This means that the welcome mat for religious ideas and expression is withdrawn, excluding them from public debate. This is most readily seen in the prohibition of Nativity scenes on courthouse property during Advent, but it extends deeper. For the secular mind, now imposed upon the culture, all religious thought and expression are relegated to private spaces. The effect is to make them irrelevant in public discourse. All appeals to public morality and public policy fail if they are religiously grounded. If all religion is merely private, then no one is bothered if you say “Jesus is Lord,” so long as we all agree that he is only Lord of some private space in your life.
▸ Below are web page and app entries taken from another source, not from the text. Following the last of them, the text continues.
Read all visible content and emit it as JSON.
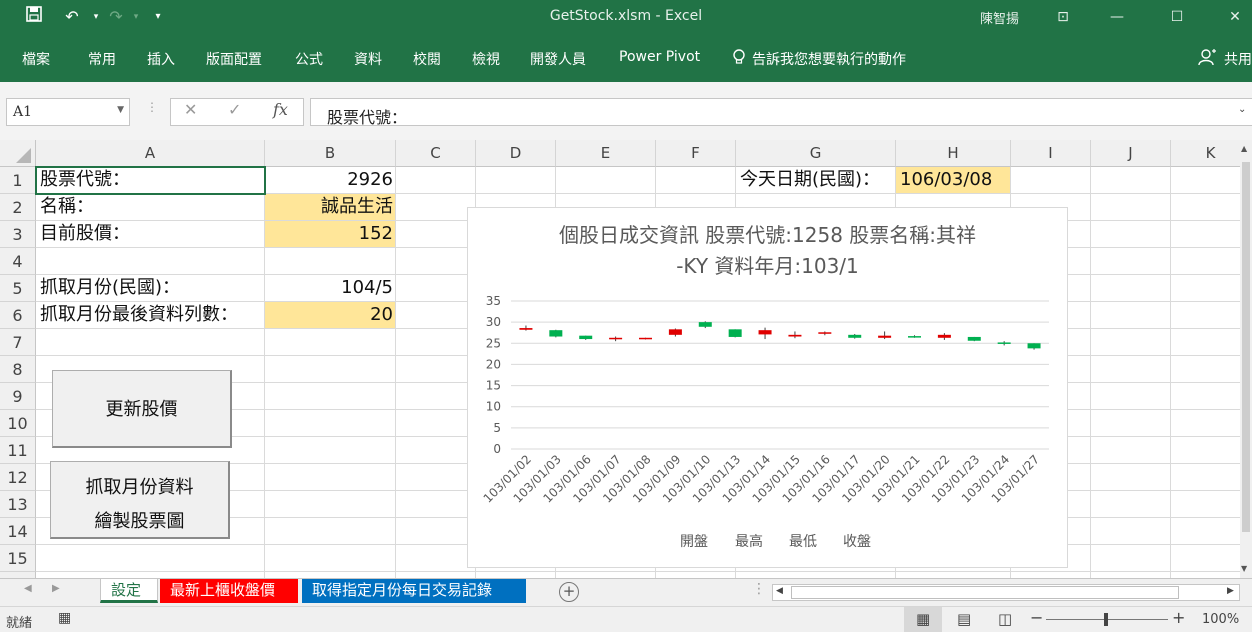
{
  "window": {
    "title": "GetStock.xlsm  -  Excel",
    "user": "陳智揚",
    "share": "共用"
  },
  "ribbon": {
    "tabs": [
      "檔案",
      "常用",
      "插入",
      "版面配置",
      "公式",
      "資料",
      "校閱",
      "檢視",
      "開發人員",
      "Power Pivot"
    ],
    "tell_me": "告訴我您想要執行的動作"
  },
  "formula_bar": {
    "name_box": "A1",
    "formula": "股票代號："
  },
  "columns": [
    "A",
    "B",
    "C",
    "D",
    "E",
    "F",
    "G",
    "H",
    "I",
    "J",
    "K"
  ],
  "rows": [
    "1",
    "2",
    "3",
    "4",
    "5",
    "6",
    "7",
    "8",
    "9",
    "10",
    "11",
    "12",
    "13",
    "14",
    "15"
  ],
  "cells": {
    "A1": "股票代號：",
    "B1": "2926",
    "A2": "名稱：",
    "B2": "誠品生活",
    "A3": "目前股價：",
    "B3": "152",
    "A5": "抓取月份(民國)：",
    "B5": "104/5",
    "A6": "抓取月份最後資料列數：",
    "B6": "20",
    "G1": "今天日期(民國)：",
    "H1": "106/03/08"
  },
  "buttons": {
    "update_price": "更新股價",
    "fetch_line1": "抓取月份資料",
    "fetch_line2": "繪製股票圖"
  },
  "chart_data": {
    "type": "candlestick",
    "title": "個股日成交資訊 股票代號:1258 股票名稱:其祥-KY 資料年月:103/1",
    "title_line1": "個股日成交資訊 股票代號:1258 股票名稱:其祥",
    "title_line2": "-KY 資料年月:103/1",
    "ylim": [
      0,
      35
    ],
    "yticks": [
      0,
      5,
      10,
      15,
      20,
      25,
      30,
      35
    ],
    "grid": true,
    "up_color": "#e00000",
    "down_color": "#00b050",
    "categories": [
      "103/01/02",
      "103/01/03",
      "103/01/06",
      "103/01/07",
      "103/01/08",
      "103/01/09",
      "103/01/10",
      "103/01/13",
      "103/01/14",
      "103/01/15",
      "103/01/16",
      "103/01/17",
      "103/01/20",
      "103/01/21",
      "103/01/22",
      "103/01/23",
      "103/01/24",
      "103/01/27"
    ],
    "open": [
      28.2,
      28.1,
      26.8,
      26.0,
      26.0,
      27.0,
      30.0,
      28.3,
      27.1,
      26.6,
      27.3,
      27.0,
      26.3,
      26.7,
      26.3,
      26.5,
      25.2,
      25.0
    ],
    "high": [
      29.2,
      28.2,
      26.8,
      26.6,
      26.3,
      28.5,
      30.2,
      28.3,
      28.7,
      27.8,
      27.8,
      27.2,
      27.8,
      26.9,
      27.4,
      26.5,
      25.5,
      25.0
    ],
    "low": [
      28.0,
      26.4,
      25.8,
      25.5,
      25.9,
      26.6,
      28.6,
      26.4,
      26.0,
      26.2,
      26.9,
      26.1,
      26.0,
      26.3,
      25.8,
      25.5,
      24.5,
      23.5
    ],
    "close": [
      28.6,
      26.6,
      26.0,
      26.3,
      26.3,
      28.3,
      28.9,
      26.5,
      28.1,
      27.0,
      27.6,
      26.3,
      26.8,
      26.4,
      27.0,
      25.6,
      25.0,
      23.8
    ],
    "legend": [
      "開盤",
      "最高",
      "最低",
      "收盤"
    ],
    "legend_position": "bottom"
  },
  "sheet_tabs": [
    {
      "label": "設定",
      "active": true,
      "color": "#ffffff",
      "text": "#217346"
    },
    {
      "label": "最新上櫃收盤價",
      "active": false,
      "color": "#ff0000",
      "text": "#ffffff"
    },
    {
      "label": "取得指定月份每日交易記錄",
      "active": false,
      "color": "#0070c0",
      "text": "#ffffff"
    }
  ],
  "status": {
    "ready": "就緒",
    "zoom": "100%"
  }
}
We are no longer welcome to affirm that “Jesus is Lord” in the way early Christians provoked Caesar to throw them to the lions, that is by asserting that Christ’s claims on all life are comprehensive.
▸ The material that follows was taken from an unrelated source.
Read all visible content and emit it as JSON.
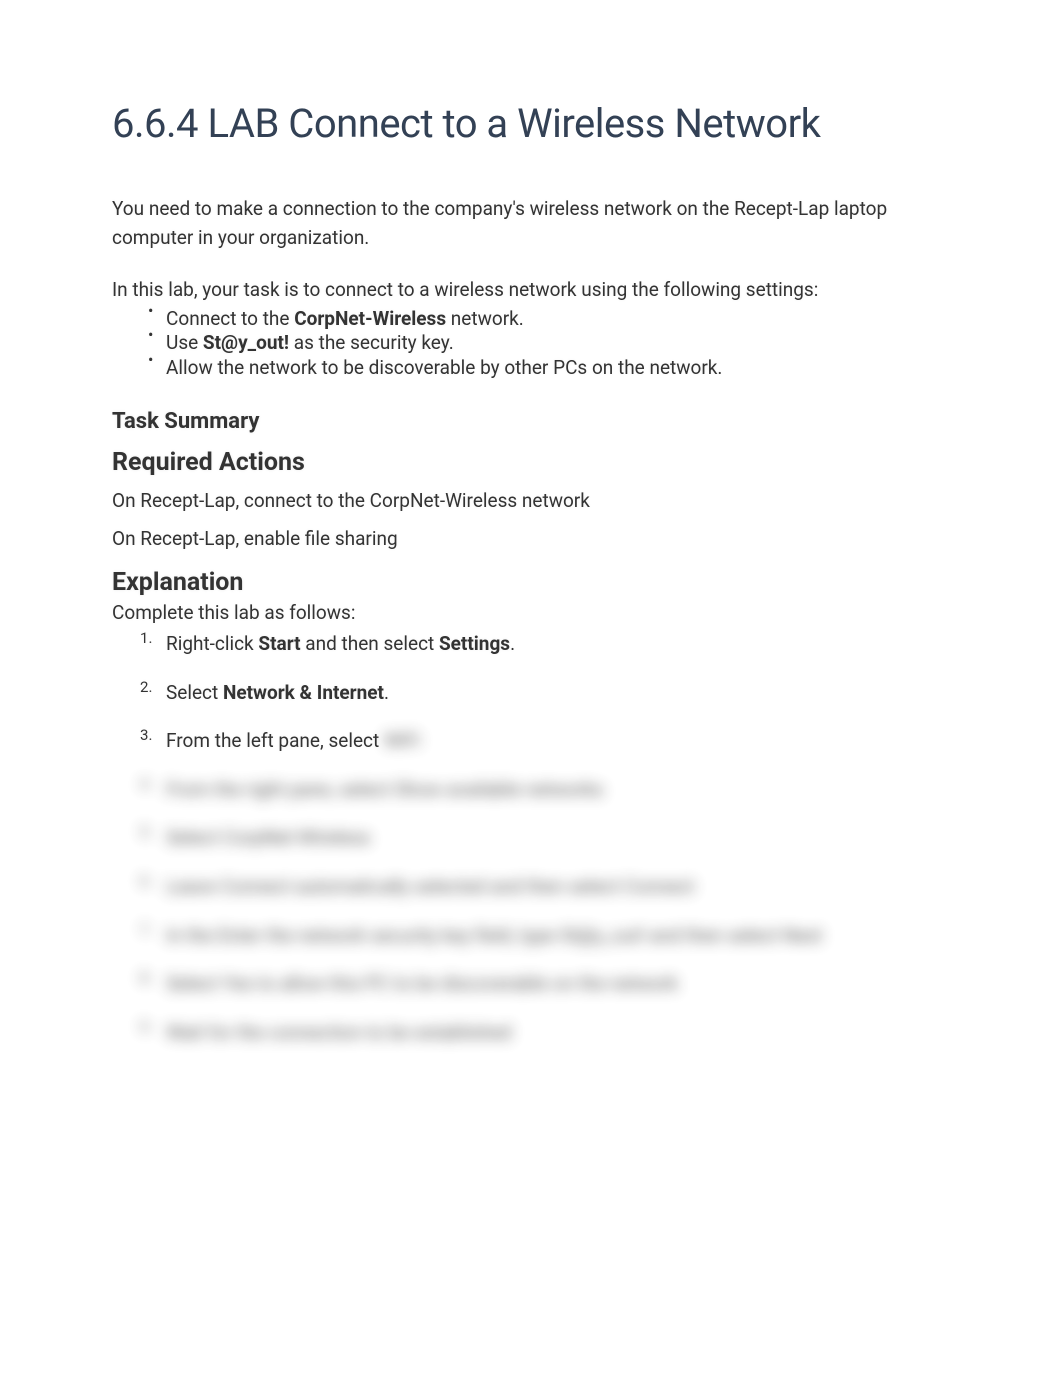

The second kind of secularism is the decline in belief and practices in families and children. Increasingly, we are untethered from traditional religious affiliations and from the practices of piety that are associated with and reinforced by them. This can be tracked by declining church attendance, and in the personal religious habits of our students. By today’s statistics 75% of Christian young people express their disinterest in faith by dropping out of it altogether in their college years. It is no longer relevant to them.
Taylor suggests that the third kind of secularism is new. For the first time in history, Western culture has undergone a change in what it sees as conditions for belief, the exclusion of the transcendent as a necessary condition for human flourishing. He calls this the “immanent frame,” by which he means that the privatization of belief is so thorough-going that, as a people, we no longer look for meaning outside of the framework of our empirical experience.
The older Christian belief has been rendered irrelevant and completely privatized. The thorough-going secular spirit is no longer limited to philosophers, artists, and cultural elites. It is the coin of the realm and everyone trusts the currency. It has saturated the culture in literature, movies, politics, and especially science. It is now assumed as much as a divine transcendent was once assumed, which explains why religious belief is nearly impossible. This is a functional atheism in which students no longer look outside themselves for a reference point of meaning. Faith no longer has any contact with reason.
The results of this change are challenging. First, students have little sense of religious authority. What is left of organized faith caters so profoundly to the individual, that it reinforces the secular claim that religion is intensely and only personal. No wonder that religious activity is consumer driven.
Second, students have a growing sense of equality of opinion on most matters. There is a tendency to flatten out the differences between teacher and student. Truth is held to be a matter of opinion with a relative and situational quality about it, rendering one opinion equally valid as another.
Third, students have a low concept of the place of the Scriptures in the life of believers beyond personal devotional practices. If there is no meaningful transcendent, the Scripture itself no longer occupies the authoritative space it was once acknowledged to have.
Classical, Christian education cuts powerfully against this secular grain. It presupposes that our highest good is to glorify God and enjoy him forever. It holds a high view of the Scriptures which give us the rule by which we can love and obey him. For classical, Christian education, faith is not a private matter; it is a central presupposition that makes learning about God’s world possible and intelligible.